Rome offers its visitors so many spectacular attractions that it’s near impossible to see them all – yet there are some highlights that simply cannot be overlooked. The largest church in the world, St Peter’s Basilica, serves not only as place of worship but also a museum, where you can find the underground tombs of deceased popes before checking out the epic views of the Vatican City from atop the church’s observatory tower.

Plaza de San Pedro, Roma.

Etched In Time

 

Travelling further back in time, the Coliseum is an essential stop on anyone’s Roman tour – a magnificent structure, this former gladiatorial battleground towers 159 feet into the clouds and is an epic monument to the rich and often violent history of the Romans of antiquity.

 

The Pantheon is another major attraction, formerly the world’s largest domed structure until surpassed in 1436, it is more than 1,800 years old. You can find the Pantheon in Rome’s historic center, the Piazza del Rotonda, a place full of excitement with its constant hustle and bustle of vendors running around, café proprietors and groups of students and businessmen sipping their cappuccinos in the sun.

 

Spanish steps.For those bored with sightseeing, Rome has yet another side – the city is one of Europe’s major capitals on the entertainment scene too – world class operas and theatrical performances at the Teatro Dell’ Opera feature some of Italy’s most famous artisans. And the rest of Rome’s vibrant nightlife is unforgettable too. Numerous classy cafes and wine bars centered around the chic Piazza Navona and Via della Pace, cheap drinks at the student hangout of San Lorenzo, and hip nightclubs and risto bars around the Testaccio and Ostiense areas – wherever you go, your nights in Rome will be memorable.

 

You May Find Interesting

 

Rome is fascination for so many reasons, at least one of which is the odd characteristic that the city is at once a massive world capital, and a small medieval village too. Taking in the city on foot, visitors can easily depart from crowed touristic routes and delve into the real Rome. Plodding along her uneven cobblestones, newcomers and locals can mingle in a cozy world of chic shops, wonderful galleries, and charming cafes. It is in this kind of exploration mode, you will see Rome’s most beautiful attraction – her people. Under the curved archways, beyond the front of the Palazzos, there’s a courtyard where a Roman still eyes the world going by.

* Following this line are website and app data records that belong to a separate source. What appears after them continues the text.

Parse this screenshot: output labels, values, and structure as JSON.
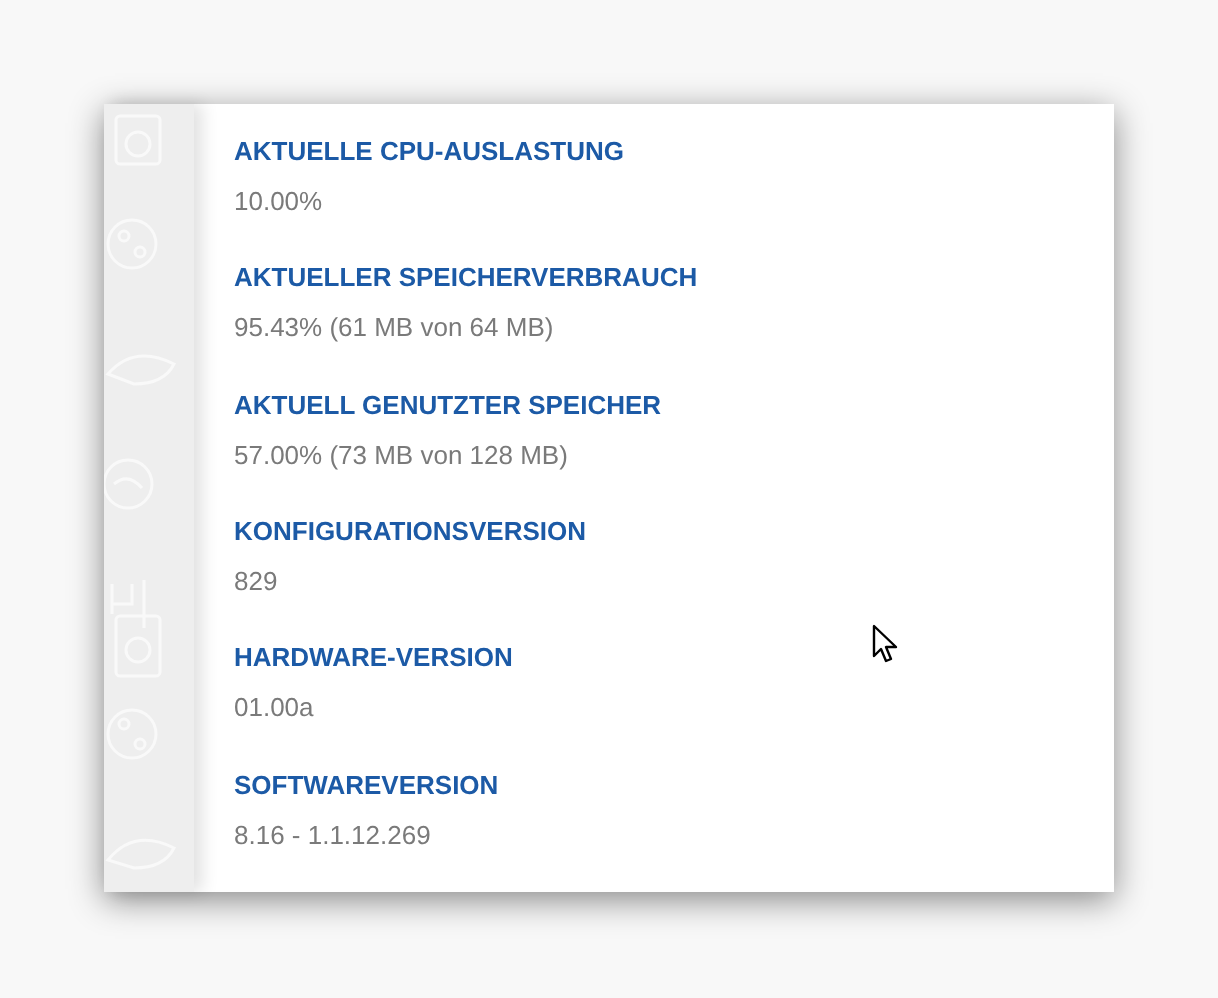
{
  "info_items": [
    {
      "label": "AKTUELLE CPU-AUSLASTUNG",
      "value": "10.00%"
    },
    {
      "label": "AKTUELLER SPEICHERVERBRAUCH",
      "value": "95.43% (61 MB von 64 MB)"
    },
    {
      "label": "AKTUELL GENUTZTER SPEICHER",
      "value": "57.00% (73 MB von 128 MB)"
    },
    {
      "label": "KONFIGURATIONSVERSION",
      "value": "829"
    },
    {
      "label": "HARDWARE-VERSION",
      "value": "01.00a"
    },
    {
      "label": "SOFTWAREVERSION",
      "value": "8.16 - 1.1.12.269"
    }
  ]
}
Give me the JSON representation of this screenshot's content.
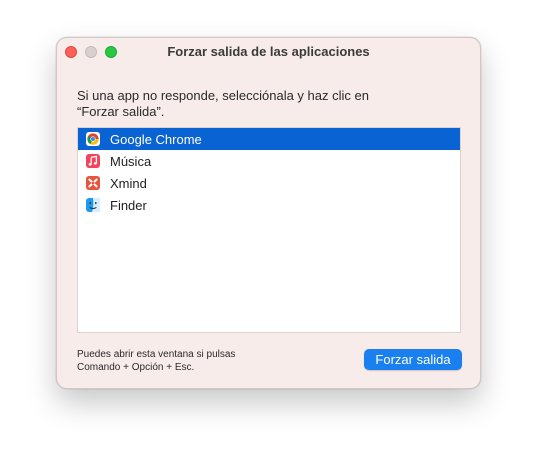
{
  "window": {
    "title": "Forzar salida de las aplicaciones"
  },
  "instructions": {
    "line1": "Si una app no responde, selecciónala y haz clic en",
    "line2": "“Forzar salida”."
  },
  "apps": [
    {
      "label": "Google Chrome",
      "icon": "chrome-icon",
      "selected": true
    },
    {
      "label": "Música",
      "icon": "music-icon",
      "selected": false
    },
    {
      "label": "Xmind",
      "icon": "xmind-icon",
      "selected": false
    },
    {
      "label": "Finder",
      "icon": "finder-icon",
      "selected": false
    }
  ],
  "hint": {
    "line1": "Puedes abrir esta ventana si pulsas",
    "line2": "Comando + Opción + Esc."
  },
  "buttons": {
    "force_quit": "Forzar salida"
  },
  "colors": {
    "accent": "#0a63d3",
    "button": "#1a80f0",
    "window_bg": "#f7ecea",
    "close": "#ff5f57",
    "zoom": "#28c840"
  }
}
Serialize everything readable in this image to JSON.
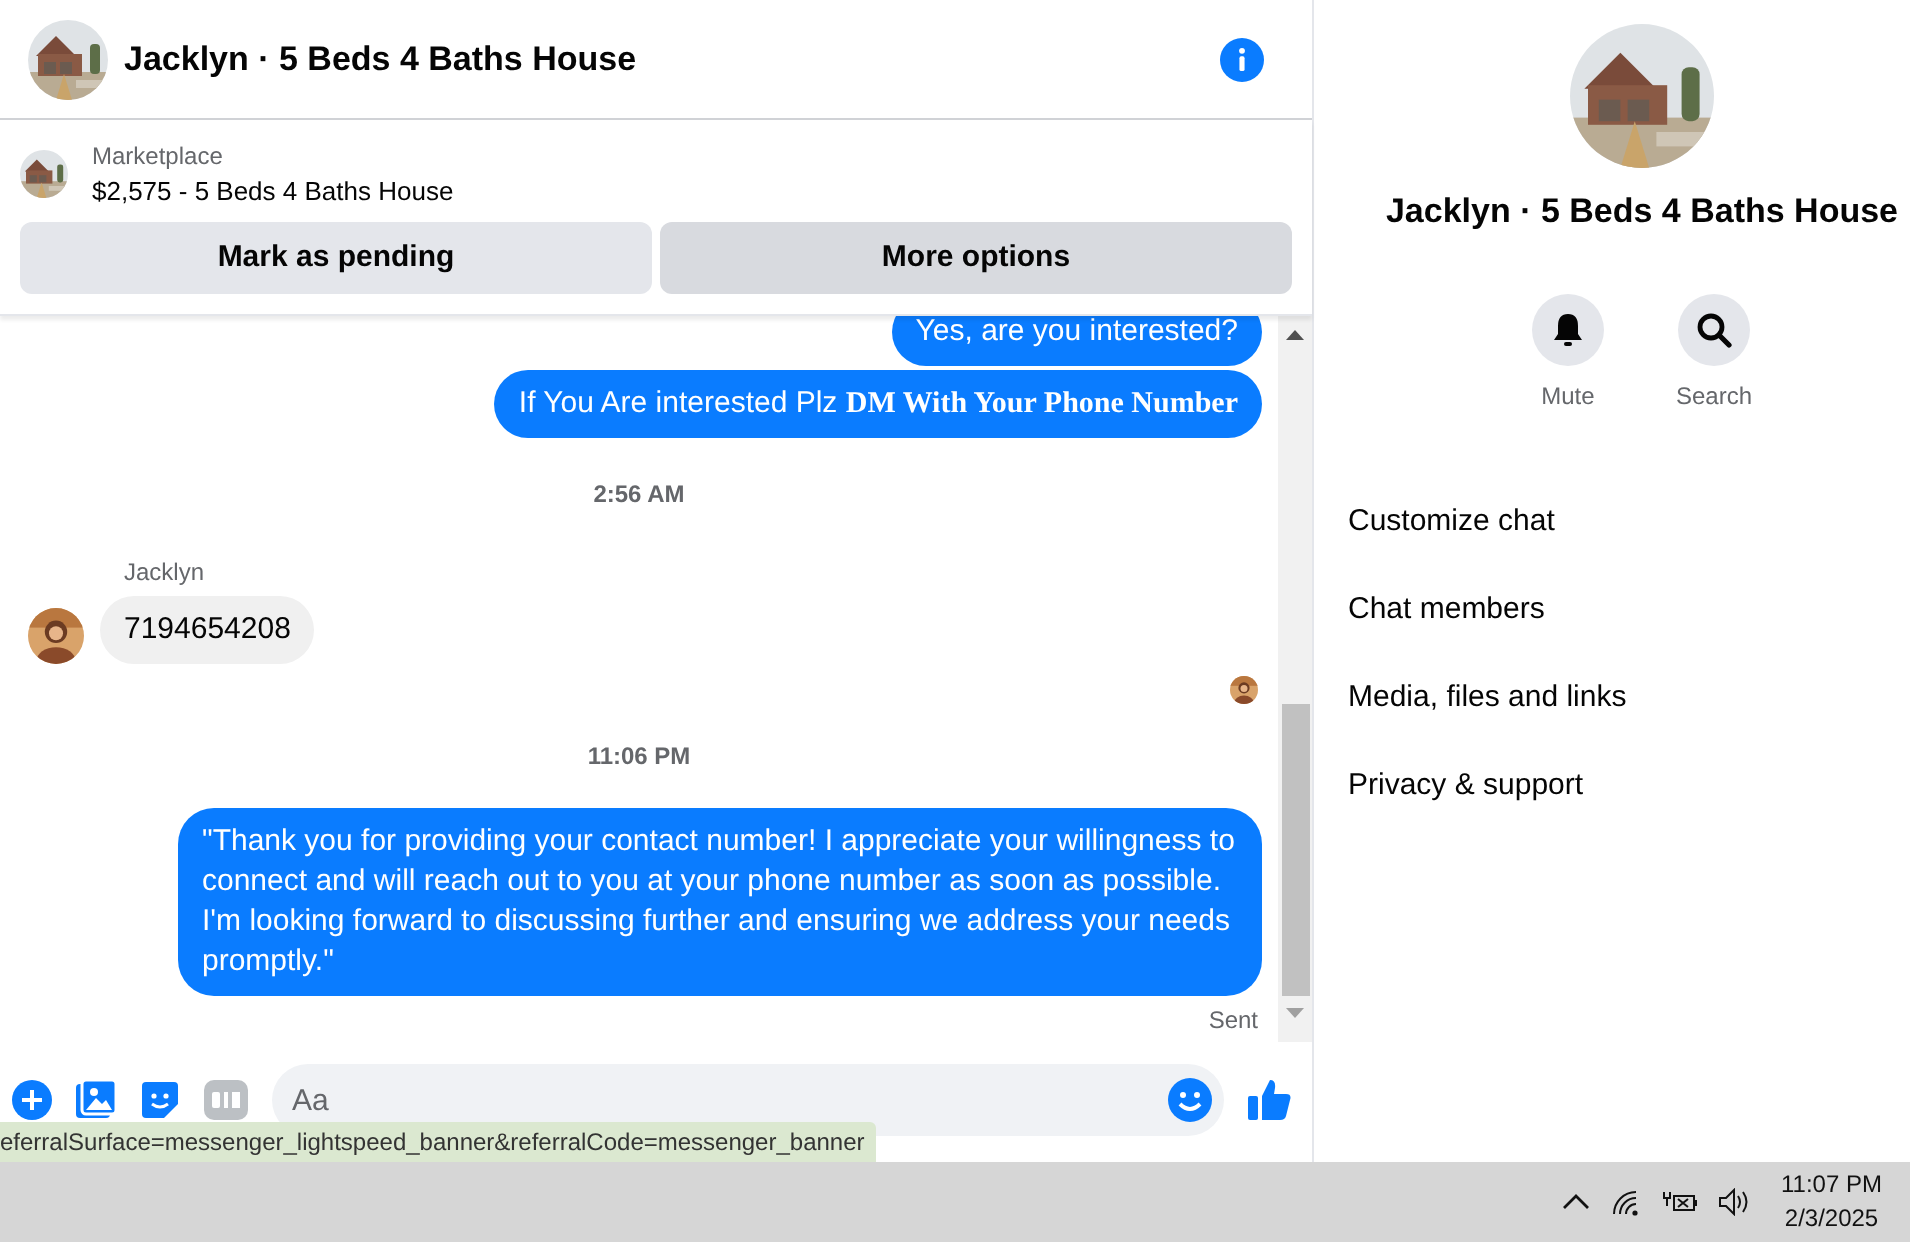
{
  "conversation": {
    "title": "Jacklyn · 5 Beds 4 Baths House"
  },
  "listing": {
    "label": "Marketplace",
    "title": "$2,575 - 5 Beds 4 Baths House",
    "buttons": [
      {
        "label": "Mark as pending",
        "kind": "primary"
      },
      {
        "label": "More options",
        "kind": "secondary"
      }
    ]
  },
  "messages": [
    {
      "kind": "outgoing",
      "text": "Yes, are you interested?"
    },
    {
      "kind": "outgoing",
      "text": "If You Are interested Plz **DM With Your Phone Number**"
    },
    {
      "kind": "timestamp",
      "text": "2:56 AM"
    },
    {
      "kind": "incoming",
      "sender": "Jacklyn",
      "text": "7194654208"
    },
    {
      "kind": "read_receipt"
    },
    {
      "kind": "timestamp",
      "text": "11:06 PM"
    },
    {
      "kind": "outgoing",
      "text": "\"Thank you for providing your contact number! I appreciate your willingness to connect and will reach out to you at your phone number as soon as possible. I'm looking forward to discussing further and ensuring we address your needs promptly.\""
    },
    {
      "kind": "status",
      "text": "Sent"
    }
  ],
  "composer": {
    "placeholder": "Aa"
  },
  "status_url": "eferralSurface=messenger_lightspeed_banner&referralCode=messenger_banner",
  "details": {
    "title": "Jacklyn · 5 Beds 4 Baths House",
    "actions": [
      {
        "label": "Mute",
        "kind": "bell"
      },
      {
        "label": "Search",
        "kind": "search"
      }
    ],
    "menu": [
      {
        "label": "Customize chat"
      },
      {
        "label": "Chat members"
      },
      {
        "label": "Media, files and links"
      },
      {
        "label": "Privacy & support"
      }
    ]
  },
  "taskbar": {
    "time": "11:07 PM",
    "date": "2/3/2025"
  }
}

San Pietro.

The city so many have dreamed of, is a living dream still. The only negative aspect of a Roman holiday is leaving.

 

Main attractions: The Coliseum , St. Peter's Square, St. Peters, the Arch of Constantine, the Pantheon, Piazza del Campidoglio, the Equestrian Statue of Marcus Aurelius, Trevi Fountain, the Column of Marcus Aurelius, Stadio Olimpico, and many others.

 

Currency: Euro

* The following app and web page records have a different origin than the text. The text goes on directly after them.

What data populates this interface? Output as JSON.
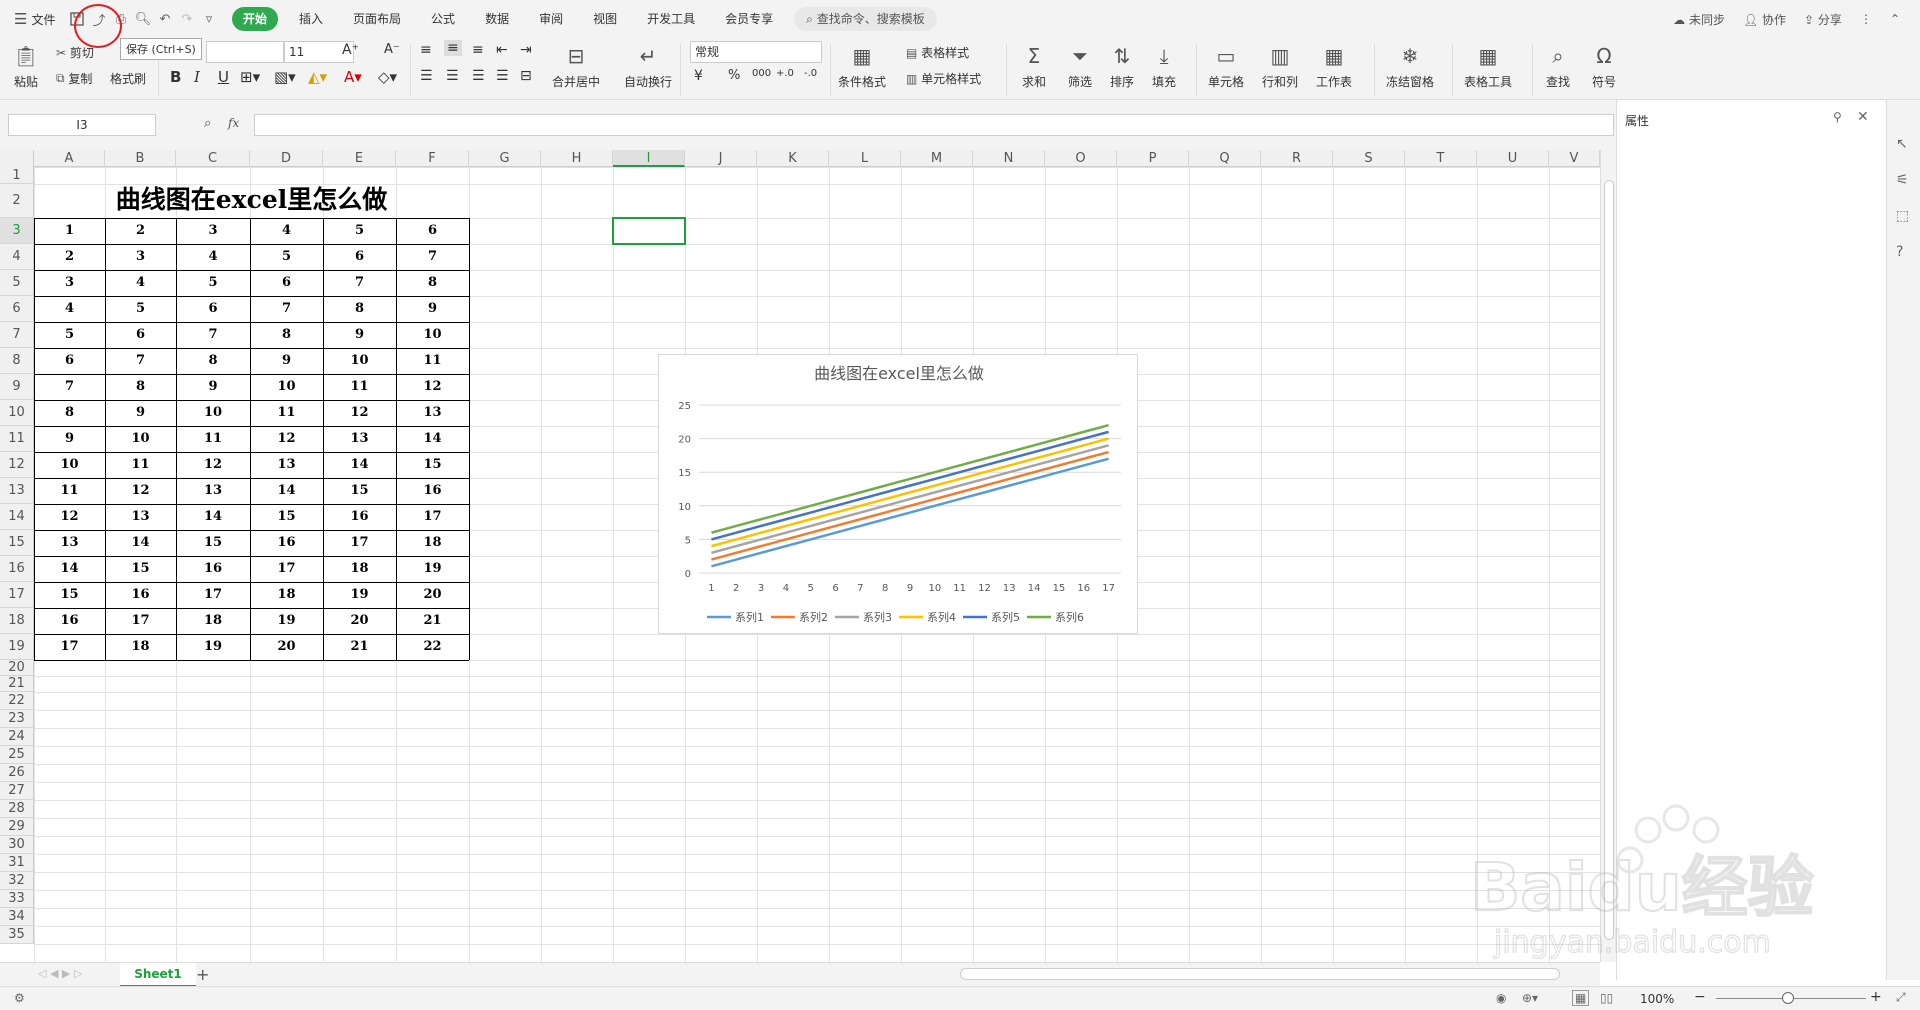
{
  "menubar": {
    "file_label": "文件",
    "tabs": [
      "开始",
      "插入",
      "页面布局",
      "公式",
      "数据",
      "审阅",
      "视图",
      "开发工具",
      "会员专享"
    ],
    "search_placeholder": "查找命令、搜索模板",
    "sync_label": "未同步",
    "collab_label": "协作",
    "share_label": "分享"
  },
  "tooltip": "保存 (Ctrl+S)",
  "ribbon": {
    "paste": "粘贴",
    "cut": "剪切",
    "copy": "复制",
    "format_painter": "格式刷",
    "font_size": "11",
    "number_format": "常规",
    "merge_center": "合并居中",
    "wrap_text": "自动换行",
    "cond_format": "条件格式",
    "table_style": "表格样式",
    "cell_style": "单元格样式",
    "sum": "求和",
    "filter": "筛选",
    "sort": "排序",
    "fill": "填充",
    "cell": "单元格",
    "row_col": "行和列",
    "worksheet": "工作表",
    "freeze": "冻结窗格",
    "table_tools": "表格工具",
    "find": "查找",
    "symbol": "符号",
    "bold": "B",
    "italic": "I",
    "underline": "U",
    "currency": "¥",
    "percent": "%",
    "thousands": "000",
    "dec_inc": "+.0",
    "dec_dec": "-.0"
  },
  "formula_bar": {
    "name_box": "I3",
    "fx": "fx",
    "value": ""
  },
  "right_panel": {
    "title": "属性"
  },
  "sheet": {
    "columns": [
      "A",
      "B",
      "C",
      "D",
      "E",
      "F",
      "G",
      "H",
      "I",
      "J",
      "K",
      "L",
      "M",
      "N",
      "O",
      "P",
      "Q",
      "R",
      "S",
      "T",
      "U",
      "V"
    ],
    "rows": [
      "1",
      "2",
      "3",
      "4",
      "5",
      "6",
      "7",
      "8",
      "9",
      "10",
      "11",
      "12",
      "13",
      "14",
      "15",
      "16",
      "17",
      "18",
      "19",
      "20",
      "21",
      "22",
      "23",
      "24",
      "25",
      "26",
      "27",
      "28",
      "29",
      "30",
      "31",
      "32",
      "33",
      "34",
      "35"
    ],
    "title": "曲线图在excel里怎么做",
    "data": [
      [
        1,
        2,
        3,
        4,
        5,
        6
      ],
      [
        2,
        3,
        4,
        5,
        6,
        7
      ],
      [
        3,
        4,
        5,
        6,
        7,
        8
      ],
      [
        4,
        5,
        6,
        7,
        8,
        9
      ],
      [
        5,
        6,
        7,
        8,
        9,
        10
      ],
      [
        6,
        7,
        8,
        9,
        10,
        11
      ],
      [
        7,
        8,
        9,
        10,
        11,
        12
      ],
      [
        8,
        9,
        10,
        11,
        12,
        13
      ],
      [
        9,
        10,
        11,
        12,
        13,
        14
      ],
      [
        10,
        11,
        12,
        13,
        14,
        15
      ],
      [
        11,
        12,
        13,
        14,
        15,
        16
      ],
      [
        12,
        13,
        14,
        15,
        16,
        17
      ],
      [
        13,
        14,
        15,
        16,
        17,
        18
      ],
      [
        14,
        15,
        16,
        17,
        18,
        19
      ],
      [
        15,
        16,
        17,
        18,
        19,
        20
      ],
      [
        16,
        17,
        18,
        19,
        20,
        21
      ],
      [
        17,
        18,
        19,
        20,
        21,
        22
      ]
    ]
  },
  "chart_data": {
    "type": "line",
    "title": "曲线图在excel里怎么做",
    "x": [
      1,
      2,
      3,
      4,
      5,
      6,
      7,
      8,
      9,
      10,
      11,
      12,
      13,
      14,
      15,
      16,
      17
    ],
    "ylim": [
      0,
      25
    ],
    "yticks": [
      0,
      5,
      10,
      15,
      20,
      25
    ],
    "grid": true,
    "legend": "bottom",
    "series": [
      {
        "name": "系列1",
        "color": "#5b9bd5",
        "values": [
          1,
          2,
          3,
          4,
          5,
          6,
          7,
          8,
          9,
          10,
          11,
          12,
          13,
          14,
          15,
          16,
          17
        ]
      },
      {
        "name": "系列2",
        "color": "#ed7d31",
        "values": [
          2,
          3,
          4,
          5,
          6,
          7,
          8,
          9,
          10,
          11,
          12,
          13,
          14,
          15,
          16,
          17,
          18
        ]
      },
      {
        "name": "系列3",
        "color": "#a5a5a5",
        "values": [
          3,
          4,
          5,
          6,
          7,
          8,
          9,
          10,
          11,
          12,
          13,
          14,
          15,
          16,
          17,
          18,
          19
        ]
      },
      {
        "name": "系列4",
        "color": "#ffc000",
        "values": [
          4,
          5,
          6,
          7,
          8,
          9,
          10,
          11,
          12,
          13,
          14,
          15,
          16,
          17,
          18,
          19,
          20
        ]
      },
      {
        "name": "系列5",
        "color": "#4472c4",
        "values": [
          5,
          6,
          7,
          8,
          9,
          10,
          11,
          12,
          13,
          14,
          15,
          16,
          17,
          18,
          19,
          20,
          21
        ]
      },
      {
        "name": "系列6",
        "color": "#70ad47",
        "values": [
          6,
          7,
          8,
          9,
          10,
          11,
          12,
          13,
          14,
          15,
          16,
          17,
          18,
          19,
          20,
          21,
          22
        ]
      }
    ]
  },
  "sheet_tabs": {
    "active": "Sheet1",
    "add": "+"
  },
  "status": {
    "zoom": "100%"
  },
  "watermark": {
    "text": "Baidu经验",
    "url": "jingyan.baidu.com"
  }
}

Official language: Italian

Area: 1,285.31 km2 (496.3 sq mi)

Population: 2,761,477

Electricity:

  • Voltage: 220-240 Volts (U.S./Canada are 110-120 Volts)
  • Primary Socket Type: Italian
  • Multi-voltage appliances (laptops, etc)
  • 110-120V electronics: Plug adapter + step-down transformer
  • Hair dryers, curling irons, etc.: Plug adapter + voltage converter

 

 

Other places to see & things to do: Palazzo Senatorio, Fontana della Barcaccia, Basilica of St. John Lateran, Basilica di Santa Maria Maggiore, Castel Sant'Angelo, the Basilica of San Paolo fuori le Mura, Piazza del Popolo, the Monument to Vittorio Emanuele II, Palazzo della Farnesina, the Villa Borghese gardens, and so many more.

 

Images courtesy: Laura, Gaspar Serrano, Storm, Giampaolo Macorig